What to work on:
Each entry is to be retyped exactly as it appears, and each image is to be dropped.

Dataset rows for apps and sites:
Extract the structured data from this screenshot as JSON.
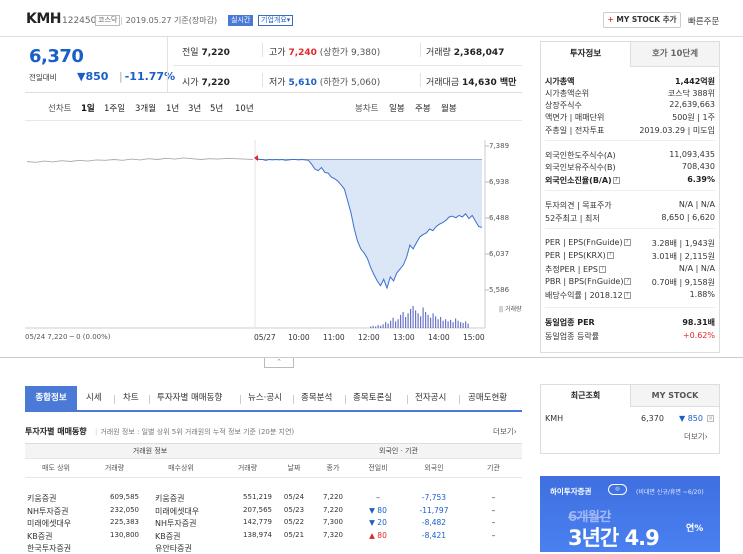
{
  "header": {
    "name": "KMH",
    "code": "122450",
    "market_tag": "코스닥",
    "date_text": "2019.05.27 기준(장마감)",
    "realtime_tag": "실시간",
    "company_tag": "기업개요",
    "mystock_label": "MY STOCK 추가",
    "quick_order": "빠른주문"
  },
  "quote": {
    "price": "6,370",
    "change_label": "전일대비",
    "change": "850",
    "change_pct": "-11.77%",
    "prev_close_label": "전일",
    "prev_close": "7,220",
    "high_label": "고가",
    "high": "7,240",
    "upper_limit": "(상한가 9,380)",
    "volume_label": "거래량",
    "volume": "2,368,047",
    "open_label": "시가",
    "open": "7,220",
    "low_label": "저가",
    "low": "5,610",
    "lower_limit": "(하한가 5,060)",
    "amount_label": "거래대금",
    "amount": "14,630 백만"
  },
  "period_bar": {
    "left_label": "선차트",
    "periods": [
      "1일",
      "1주일",
      "3개월",
      "1년",
      "3년",
      "5년",
      "10년"
    ],
    "right_label": "봉차트",
    "candles": [
      "일봉",
      "주봉",
      "월봉"
    ]
  },
  "chart_data": {
    "type": "line",
    "title": "",
    "xlabel": "",
    "ylabel": "",
    "x_ticks": [
      "05/27",
      "10:00",
      "11:00",
      "12:00",
      "13:00",
      "14:00",
      "15:00"
    ],
    "y_ticks": [
      "7,389",
      "6,938",
      "6,488",
      "6,037",
      "5,586"
    ],
    "ylim": [
      5586,
      7389
    ],
    "prev_close": 7220,
    "volume_label": "|| 거래량",
    "left_caption": "05/24  7,220 ─ 0 (0.00%)",
    "series": [
      {
        "values": [
          7195,
          7185,
          7200,
          7190,
          7205,
          7195,
          7210,
          7200,
          7215,
          7210,
          7220,
          7210,
          7225,
          7215,
          7230,
          7220,
          7235,
          7225,
          7240,
          7230,
          7220,
          7230,
          7225,
          7235,
          7230,
          7225,
          7220
        ]
      },
      {
        "values": [
          7240,
          7220,
          7220,
          7210,
          7220,
          7215,
          7220,
          7215,
          7220,
          7210,
          7215,
          7220,
          7220,
          7215,
          7220,
          7215,
          7210,
          7160,
          7100,
          7080,
          7120,
          7060,
          7050,
          7000,
          6980,
          6950,
          6900,
          6850,
          6700,
          6550,
          6350,
          6200,
          6100,
          6050,
          5980,
          5870,
          5780,
          5700,
          5640,
          5720,
          5610,
          5750,
          5700,
          5800,
          5850,
          5900,
          6000,
          6150,
          6100,
          6180,
          6250,
          6280,
          6300,
          6350,
          6330,
          6380,
          6410,
          6430,
          6460,
          6500,
          6510,
          6490,
          6520,
          6500,
          6540,
          6480,
          6520,
          6450,
          6380,
          6370
        ]
      }
    ],
    "volume": [
      2,
      3,
      2,
      4,
      3,
      5,
      8,
      6,
      10,
      14,
      9,
      12,
      18,
      22,
      15,
      20,
      26,
      30,
      24,
      20,
      16,
      28,
      22,
      18,
      14,
      20,
      16,
      12,
      15,
      10,
      12,
      9,
      11,
      8,
      13,
      10,
      8,
      7,
      9,
      6
    ]
  },
  "side_panel": {
    "tabs": [
      "투자정보",
      "호가 10단계"
    ],
    "rows": [
      {
        "k": "시가총액",
        "v": "1,442억원",
        "bold": true
      },
      {
        "k": "시가총액순위",
        "v": "코스닥 388위"
      },
      {
        "k": "상장주식수",
        "v": "22,639,663"
      },
      {
        "k": "액면가 | 매매단위",
        "v": "500원 | 1주"
      },
      {
        "k": "주총일 | 전자투표",
        "v": "2019.03.29 | 미도입"
      },
      {
        "k": "외국인한도주식수(A)",
        "v": "11,093,435"
      },
      {
        "k": "외국인보유주식수(B)",
        "v": "708,430"
      },
      {
        "k": "외국인소진율(B/A)",
        "v": "6.39%",
        "bold": true
      },
      {
        "k": "투자의견 | 목표주가",
        "v": "N/A | N/A"
      },
      {
        "k": "52주최고 | 최저",
        "v": "8,650 | 6,620"
      },
      {
        "k": "PER | EPS(FnGuide)",
        "v": "3.28배 | 1,943원"
      },
      {
        "k": "PER | EPS(KRX)",
        "v": "3.01배 | 2,115원"
      },
      {
        "k": "추정PER | EPS",
        "v": "N/A | N/A"
      },
      {
        "k": "PBR | BPS(FnGuide)",
        "v": "0.70배 | 9,158원"
      },
      {
        "k": "배당수익률 | 2018.12",
        "v": "1.88%"
      },
      {
        "k": "동일업종 PER",
        "v": "98.31배",
        "bold": true
      },
      {
        "k": "동일업종 등락률",
        "v": "+0.62%"
      }
    ]
  },
  "tabs": [
    "종합정보",
    "시세",
    "차트",
    "투자자별 매매동향",
    "뉴스·공시",
    "종목분석",
    "종목토론실",
    "전자공시",
    "공매도현황"
  ],
  "investor": {
    "title": "투자자별 매매동향",
    "desc": "거래원 정보 : 일별 상위 5위 거래원의 누적 정보 기준 (20분 지연)",
    "more": "더보기",
    "group_left": "거래원 정보",
    "group_right": "외국인 · 기관",
    "cols": [
      "매도 상위",
      "거래량",
      "매수상위",
      "거래량",
      "날짜",
      "종가",
      "전일비",
      "외국인",
      "기관"
    ],
    "rows": [
      {
        "sell": "키움증권",
        "sv": "609,585",
        "buy": "키움증권",
        "bv": "551,219",
        "date": "05/24",
        "close": "7,220",
        "diff": "–",
        "dir": "none",
        "foreign": "-7,753",
        "inst": "–"
      },
      {
        "sell": "NH투자증권",
        "sv": "232,050",
        "buy": "미래에셋대우",
        "bv": "207,565",
        "date": "05/23",
        "close": "7,220",
        "diff": "80",
        "dir": "down",
        "foreign": "-11,797",
        "inst": "–"
      },
      {
        "sell": "미래에셋대우",
        "sv": "225,383",
        "buy": "NH투자증권",
        "bv": "142,779",
        "date": "05/22",
        "close": "7,300",
        "diff": "20",
        "dir": "down",
        "foreign": "-8,482",
        "inst": "–"
      },
      {
        "sell": "KB증권",
        "sv": "130,800",
        "buy": "KB증권",
        "bv": "138,974",
        "date": "05/21",
        "close": "7,320",
        "diff": "80",
        "dir": "up",
        "foreign": "-8,421",
        "inst": "–"
      },
      {
        "sell": "한국투자증권",
        "sv": "",
        "buy": "유안타증권",
        "bv": "",
        "date": "",
        "close": "",
        "diff": "",
        "dir": "none",
        "foreign": "",
        "inst": ""
      }
    ]
  },
  "recent": {
    "tabs": [
      "최근조회",
      "MY STOCK"
    ],
    "name": "KMH",
    "price": "6,370",
    "change": "850",
    "more": "더보기"
  },
  "banner": {
    "brand": "하이투자증권",
    "note": "(비대면 신규/휴면 ~6/20)",
    "line1": "6개월간",
    "line2": "3년간 4.9",
    "suffix": "연%"
  },
  "colors": {
    "up": "#e0282a",
    "down": "#1a5ec8",
    "accent": "#4a79d6"
  }
}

Output of the exercise:
Extract the structured data from this screenshot as JSON.
{
  "header": {
    "name": "KMH",
    "code": "122450",
    "market_tag": "코스닥",
    "date_text": "2019.05.27 기준(장마감)",
    "realtime_tag": "실시간",
    "company_tag": "기업개요",
    "mystock_label": "MY STOCK 추가",
    "quick_order": "빠른주문"
  },
  "quote": {
    "price": "6,370",
    "change_label": "전일대비",
    "change": "850",
    "change_pct": "-11.77%",
    "prev_close_label": "전일",
    "prev_close": "7,220",
    "high_label": "고가",
    "high": "7,240",
    "upper_limit": "(상한가 9,380)",
    "volume_label": "거래량",
    "volume": "2,368,047",
    "open_label": "시가",
    "open": "7,220",
    "low_label": "저가",
    "low": "5,610",
    "lower_limit": "(하한가 5,060)",
    "amount_label": "거래대금",
    "amount": "14,630 백만"
  },
  "period_bar": {
    "left_label": "선차트",
    "periods": [
      "1일",
      "1주일",
      "3개월",
      "1년",
      "3년",
      "5년",
      "10년"
    ],
    "right_label": "봉차트",
    "candles": [
      "일봉",
      "주봉",
      "월봉"
    ]
  },
  "chart_data": {
    "type": "line",
    "title": "",
    "xlabel": "",
    "ylabel": "",
    "x_ticks": [
      "05/27",
      "10:00",
      "11:00",
      "12:00",
      "13:00",
      "14:00",
      "15:00"
    ],
    "y_ticks": [
      "7,389",
      "6,938",
      "6,488",
      "6,037",
      "5,586"
    ],
    "ylim": [
      5586,
      7389
    ],
    "prev_close": 7220,
    "volume_label": "|| 거래량",
    "left_caption": "05/24  7,220 ─ 0 (0.00%)",
    "series": [
      {
        "values": [
          7195,
          7185,
          7200,
          7190,
          7205,
          7195,
          7210,
          7200,
          7215,
          7210,
          7220,
          7210,
          7225,
          7215,
          7230,
          7220,
          7235,
          7225,
          7240,
          7230,
          7220,
          7230,
          7225,
          7235,
          7230,
          7225,
          7220
        ]
      },
      {
        "values": [
          7240,
          7220,
          7220,
          7210,
          7220,
          7215,
          7220,
          7215,
          7220,
          7210,
          7215,
          7220,
          7220,
          7215,
          7220,
          7215,
          7210,
          7160,
          7100,
          7080,
          7120,
          7060,
          7050,
          7000,
          6980,
          6950,
          6900,
          6850,
          6700,
          6550,
          6350,
          6200,
          6100,
          6050,
          5980,
          5870,
          5780,
          5700,
          5640,
          5720,
          5610,
          5750,
          5700,
          5800,
          5850,
          5900,
          6000,
          6150,
          6100,
          6180,
          6250,
          6280,
          6300,
          6350,
          6330,
          6380,
          6410,
          6430,
          6460,
          6500,
          6510,
          6490,
          6520,
          6500,
          6540,
          6480,
          6520,
          6450,
          6380,
          6370
        ]
      }
    ],
    "volume": [
      2,
      3,
      2,
      4,
      3,
      5,
      8,
      6,
      10,
      14,
      9,
      12,
      18,
      22,
      15,
      20,
      26,
      30,
      24,
      20,
      16,
      28,
      22,
      18,
      14,
      20,
      16,
      12,
      15,
      10,
      12,
      9,
      11,
      8,
      13,
      10,
      8,
      7,
      9,
      6
    ]
  },
  "side_panel": {
    "tabs": [
      "투자정보",
      "호가 10단계"
    ],
    "rows": [
      {
        "k": "시가총액",
        "v": "1,442억원",
        "bold": true
      },
      {
        "k": "시가총액순위",
        "v": "코스닥 388위"
      },
      {
        "k": "상장주식수",
        "v": "22,639,663"
      },
      {
        "k": "액면가 | 매매단위",
        "v": "500원 | 1주"
      },
      {
        "k": "주총일 | 전자투표",
        "v": "2019.03.29 | 미도입"
      },
      {
        "k": "외국인한도주식수(A)",
        "v": "11,093,435"
      },
      {
        "k": "외국인보유주식수(B)",
        "v": "708,430"
      },
      {
        "k": "외국인소진율(B/A)",
        "v": "6.39%",
        "bold": true
      },
      {
        "k": "투자의견 | 목표주가",
        "v": "N/A | N/A"
      },
      {
        "k": "52주최고 | 최저",
        "v": "8,650 | 6,620"
      },
      {
        "k": "PER | EPS(FnGuide)",
        "v": "3.28배 | 1,943원"
      },
      {
        "k": "PER | EPS(KRX)",
        "v": "3.01배 | 2,115원"
      },
      {
        "k": "추정PER | EPS",
        "v": "N/A | N/A"
      },
      {
        "k": "PBR | BPS(FnGuide)",
        "v": "0.70배 | 9,158원"
      },
      {
        "k": "배당수익률 | 2018.12",
        "v": "1.88%"
      },
      {
        "k": "동일업종 PER",
        "v": "98.31배",
        "bold": true
      },
      {
        "k": "동일업종 등락률",
        "v": "+0.62%"
      }
    ]
  },
  "tabs": [
    "종합정보",
    "시세",
    "차트",
    "투자자별 매매동향",
    "뉴스·공시",
    "종목분석",
    "종목토론실",
    "전자공시",
    "공매도현황"
  ],
  "investor": {
    "title": "투자자별 매매동향",
    "desc": "거래원 정보 : 일별 상위 5위 거래원의 누적 정보 기준 (20분 지연)",
    "more": "더보기",
    "group_left": "거래원 정보",
    "group_right": "외국인 · 기관",
    "cols": [
      "매도 상위",
      "거래량",
      "매수상위",
      "거래량",
      "날짜",
      "종가",
      "전일비",
      "외국인",
      "기관"
    ],
    "rows": [
      {
        "sell": "키움증권",
        "sv": "609,585",
        "buy": "키움증권",
        "bv": "551,219",
        "date": "05/24",
        "close": "7,220",
        "diff": "–",
        "dir": "none",
        "foreign": "-7,753",
        "inst": "–"
      },
      {
        "sell": "NH투자증권",
        "sv": "232,050",
        "buy": "미래에셋대우",
        "bv": "207,565",
        "date": "05/23",
        "close": "7,220",
        "diff": "80",
        "dir": "down",
        "foreign": "-11,797",
        "inst": "–"
      },
      {
        "sell": "미래에셋대우",
        "sv": "225,383",
        "buy": "NH투자증권",
        "bv": "142,779",
        "date": "05/22",
        "close": "7,300",
        "diff": "20",
        "dir": "down",
        "foreign": "-8,482",
        "inst": "–"
      },
      {
        "sell": "KB증권",
        "sv": "130,800",
        "buy": "KB증권",
        "bv": "138,974",
        "date": "05/21",
        "close": "7,320",
        "diff": "80",
        "dir": "up",
        "foreign": "-8,421",
        "inst": "–"
      },
      {
        "sell": "한국투자증권",
        "sv": "",
        "buy": "유안타증권",
        "bv": "",
        "date": "",
        "close": "",
        "diff": "",
        "dir": "none",
        "foreign": "",
        "inst": ""
      }
    ]
  },
  "recent": {
    "tabs": [
      "최근조회",
      "MY STOCK"
    ],
    "name": "KMH",
    "price": "6,370",
    "change": "850",
    "more": "더보기"
  },
  "banner": {
    "brand": "하이투자증권",
    "note": "(비대면 신규/휴면 ~6/20)",
    "line1": "6개월간",
    "line2": "3년간 4.9",
    "suffix": "연%"
  },
  "colors": {
    "up": "#e0282a",
    "down": "#1a5ec8",
    "accent": "#4a79d6"
  }
}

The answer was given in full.